In this essay, we will explore the various causes of melasma and how understanding them can help prevent or manage the condition.
What is Melasma?
Melasma is a skin condition that causes dark, discolored patches on the face, neck, and other body parts exposed to sunlight. The patches are usually brown or grayish-brown and have a distinct border.
Melasma is more common in women than men and often occurs during pregnancy or when taking birth control pills. However, it can also affect men and women who are not pregnant or taking hormonal medications.
Causes of Melasma
1. Hormonal Changes
Hormonal changes are one of the leading causes of melasma. This is why it is more common in women than men, especially during pregnancy or when taking birth control pills.
During pregnancy, the body produces more hormones, including estrogen and progesterone, which can trigger melasma. Similarly, birth control pills contain synthetic hormones that can cause hormonal imbalances and trigger melasma.
2. Sun Exposure
Sun exposure is another major cause of melasma. Ultraviolet (UV) rays from the sun can stimulate the production of melanin, which is responsible for skin pigmentation.
When too much melanin is produced, it can accumulate in certain areas of the skin, causing dark patches. People who spend much time in the sun without proper protection are more likely to develop melasma.
People with a family history of melasma are more likely to develop the condition themselves. This is because certain genes can make the skin more sensitive to hormonal changes and sun exposure, which are the two main triggers of melasma.
4. Skin Irritation
Skin irritation can also trigger melasma. This includes using harsh skincare products, undergoing certain cosmetic procedures, and even rubbing or scratching the skin.
When the skin is irritated, it can become inflamed, triggering melanin production and leading to melasma.
5. Medical Conditions
Certain medical conditions can also cause melasma. This includes thyroid disorders, liver disease, and hormonal imbalances.
These conditions can affect the body’s hormonal balance, triggering melasma.
Preventing and Managing Melasma
While melasma cannot be cured, there are ways to prevent it from developing or managing the symptoms. Here are some tips:
1. Wear Sunscreen
Wearing sunscreen is one of the most effective ways to prevent melasma. Choose a broad-spectrum sunscreen and apply it daily, even on cloudy days. Reapply every two hours if you are spending time outdoors.
2. Avoid Hormonal Triggers
If you are pregnant or taking birth control pills, talk to your doctor about the potential risks of melasma.
They may recommend alternative forms of contraception or other treatments to help manage your hormonal imbalances.
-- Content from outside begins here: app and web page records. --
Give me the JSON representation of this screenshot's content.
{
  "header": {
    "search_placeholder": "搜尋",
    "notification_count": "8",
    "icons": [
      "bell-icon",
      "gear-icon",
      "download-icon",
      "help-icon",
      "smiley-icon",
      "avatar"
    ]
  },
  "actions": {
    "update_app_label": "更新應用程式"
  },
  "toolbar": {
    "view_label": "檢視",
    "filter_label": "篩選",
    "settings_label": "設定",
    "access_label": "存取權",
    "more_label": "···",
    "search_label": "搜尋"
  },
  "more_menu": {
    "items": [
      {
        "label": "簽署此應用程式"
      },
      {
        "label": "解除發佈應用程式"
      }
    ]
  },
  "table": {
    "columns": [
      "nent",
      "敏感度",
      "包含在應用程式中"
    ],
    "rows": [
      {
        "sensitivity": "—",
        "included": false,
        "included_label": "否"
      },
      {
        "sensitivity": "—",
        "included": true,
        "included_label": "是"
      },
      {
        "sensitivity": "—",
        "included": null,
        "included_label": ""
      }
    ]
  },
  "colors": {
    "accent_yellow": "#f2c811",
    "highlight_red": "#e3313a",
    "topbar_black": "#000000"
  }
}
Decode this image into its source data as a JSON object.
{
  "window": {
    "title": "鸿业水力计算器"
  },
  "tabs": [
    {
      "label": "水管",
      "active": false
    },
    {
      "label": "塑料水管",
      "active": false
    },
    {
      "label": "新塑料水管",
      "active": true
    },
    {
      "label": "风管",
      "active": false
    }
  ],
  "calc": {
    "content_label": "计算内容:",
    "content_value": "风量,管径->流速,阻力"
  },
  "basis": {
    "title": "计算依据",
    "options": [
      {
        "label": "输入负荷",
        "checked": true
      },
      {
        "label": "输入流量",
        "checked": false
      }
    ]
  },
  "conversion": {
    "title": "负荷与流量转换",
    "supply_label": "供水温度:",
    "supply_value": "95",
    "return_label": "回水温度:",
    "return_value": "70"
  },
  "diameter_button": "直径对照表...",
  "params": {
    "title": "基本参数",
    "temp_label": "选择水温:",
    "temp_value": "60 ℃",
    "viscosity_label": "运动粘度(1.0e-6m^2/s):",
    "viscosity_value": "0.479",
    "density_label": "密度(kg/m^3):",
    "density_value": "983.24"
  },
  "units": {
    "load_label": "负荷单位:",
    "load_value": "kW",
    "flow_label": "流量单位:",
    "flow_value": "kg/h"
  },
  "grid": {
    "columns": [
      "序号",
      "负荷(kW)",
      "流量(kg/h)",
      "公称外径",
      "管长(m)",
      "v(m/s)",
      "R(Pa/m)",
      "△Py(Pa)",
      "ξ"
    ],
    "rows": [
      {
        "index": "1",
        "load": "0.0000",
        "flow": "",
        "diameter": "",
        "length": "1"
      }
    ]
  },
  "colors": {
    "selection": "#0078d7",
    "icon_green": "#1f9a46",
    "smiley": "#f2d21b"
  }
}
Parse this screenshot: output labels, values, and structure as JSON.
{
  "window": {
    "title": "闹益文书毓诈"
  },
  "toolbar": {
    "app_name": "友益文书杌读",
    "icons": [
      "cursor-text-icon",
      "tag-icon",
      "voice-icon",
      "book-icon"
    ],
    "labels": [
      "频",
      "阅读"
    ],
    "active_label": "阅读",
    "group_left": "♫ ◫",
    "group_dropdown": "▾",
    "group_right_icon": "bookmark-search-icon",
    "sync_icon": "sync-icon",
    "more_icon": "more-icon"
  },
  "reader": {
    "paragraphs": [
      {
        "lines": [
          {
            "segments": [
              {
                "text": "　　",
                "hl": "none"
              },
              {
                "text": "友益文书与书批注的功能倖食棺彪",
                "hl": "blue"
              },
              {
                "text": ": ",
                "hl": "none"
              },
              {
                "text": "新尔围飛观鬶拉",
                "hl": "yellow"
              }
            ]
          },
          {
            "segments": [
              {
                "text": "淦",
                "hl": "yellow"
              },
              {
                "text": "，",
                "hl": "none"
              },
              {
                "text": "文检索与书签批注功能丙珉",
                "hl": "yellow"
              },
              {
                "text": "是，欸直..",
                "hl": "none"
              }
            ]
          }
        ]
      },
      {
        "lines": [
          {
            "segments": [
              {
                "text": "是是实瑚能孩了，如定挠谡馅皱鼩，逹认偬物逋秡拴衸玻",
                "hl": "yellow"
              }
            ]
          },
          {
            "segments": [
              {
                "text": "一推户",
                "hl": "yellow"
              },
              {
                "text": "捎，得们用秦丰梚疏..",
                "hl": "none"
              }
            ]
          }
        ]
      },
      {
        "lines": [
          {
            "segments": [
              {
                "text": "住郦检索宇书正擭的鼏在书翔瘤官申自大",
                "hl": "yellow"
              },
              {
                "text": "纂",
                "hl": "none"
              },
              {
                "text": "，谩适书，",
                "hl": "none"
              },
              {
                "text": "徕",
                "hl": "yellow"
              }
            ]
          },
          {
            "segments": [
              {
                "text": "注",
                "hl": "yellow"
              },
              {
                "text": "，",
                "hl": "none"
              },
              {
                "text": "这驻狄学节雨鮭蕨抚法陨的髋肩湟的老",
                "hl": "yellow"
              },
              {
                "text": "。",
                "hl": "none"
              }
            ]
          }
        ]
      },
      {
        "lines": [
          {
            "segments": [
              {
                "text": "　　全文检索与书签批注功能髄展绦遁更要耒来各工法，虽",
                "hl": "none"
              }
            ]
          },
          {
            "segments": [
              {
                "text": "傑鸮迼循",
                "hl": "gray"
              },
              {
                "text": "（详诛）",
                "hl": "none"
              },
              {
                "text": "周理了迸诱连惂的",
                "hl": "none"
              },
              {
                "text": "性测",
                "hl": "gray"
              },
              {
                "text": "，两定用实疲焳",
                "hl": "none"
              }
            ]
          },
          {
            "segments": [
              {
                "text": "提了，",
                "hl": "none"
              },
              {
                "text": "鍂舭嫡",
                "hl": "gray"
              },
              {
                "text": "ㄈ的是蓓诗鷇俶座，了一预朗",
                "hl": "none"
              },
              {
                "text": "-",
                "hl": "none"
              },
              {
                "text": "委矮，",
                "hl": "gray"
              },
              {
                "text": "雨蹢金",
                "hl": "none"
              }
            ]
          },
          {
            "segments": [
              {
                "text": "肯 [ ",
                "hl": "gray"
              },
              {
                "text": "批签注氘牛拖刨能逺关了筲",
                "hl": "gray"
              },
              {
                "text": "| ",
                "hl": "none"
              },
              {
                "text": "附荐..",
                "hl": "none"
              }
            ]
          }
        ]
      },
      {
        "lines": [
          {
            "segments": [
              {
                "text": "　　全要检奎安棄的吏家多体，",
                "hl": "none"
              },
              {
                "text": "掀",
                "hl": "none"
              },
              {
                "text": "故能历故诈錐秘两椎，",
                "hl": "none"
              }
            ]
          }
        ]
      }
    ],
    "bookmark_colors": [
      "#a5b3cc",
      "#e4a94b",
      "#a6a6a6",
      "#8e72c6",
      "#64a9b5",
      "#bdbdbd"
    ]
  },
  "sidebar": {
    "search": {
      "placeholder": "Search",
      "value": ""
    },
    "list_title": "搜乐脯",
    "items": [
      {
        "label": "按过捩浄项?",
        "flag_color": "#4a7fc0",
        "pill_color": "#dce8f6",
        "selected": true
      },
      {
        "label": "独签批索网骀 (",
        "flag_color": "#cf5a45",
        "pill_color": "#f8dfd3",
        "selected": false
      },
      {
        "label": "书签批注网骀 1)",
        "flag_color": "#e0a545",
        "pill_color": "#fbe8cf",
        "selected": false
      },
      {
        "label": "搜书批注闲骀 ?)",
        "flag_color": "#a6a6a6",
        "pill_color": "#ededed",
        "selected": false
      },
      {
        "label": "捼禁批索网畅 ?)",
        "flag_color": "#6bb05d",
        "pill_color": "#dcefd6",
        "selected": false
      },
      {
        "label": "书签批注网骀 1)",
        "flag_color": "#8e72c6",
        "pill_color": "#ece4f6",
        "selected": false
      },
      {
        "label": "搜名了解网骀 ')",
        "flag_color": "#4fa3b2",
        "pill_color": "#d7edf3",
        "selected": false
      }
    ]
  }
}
3. Use Gentle Skincare Products
Look for gentle and non-irritating products, and avoid using anything that causes redness or inflammation.
4. Consult a Dermatologist
If you have melasma, consult a dermatologist for advice on managing your symptoms. They may recommend topical creams or other treatments that can help lighten the dark patches.
Melasma is a common skin condition caused by hormonal changes, sun exposure, genetics, skin irritation, and medical conditions. While it cannot be cured, there are ways to prevent it from developing or managing the symptoms. Also, there are melasma treatments you can use.
By understanding the causes of melasma, we can take steps to protect our skin and manage the condition if it does occur. With proper care and attention, we can maintain healthy, beautiful skin.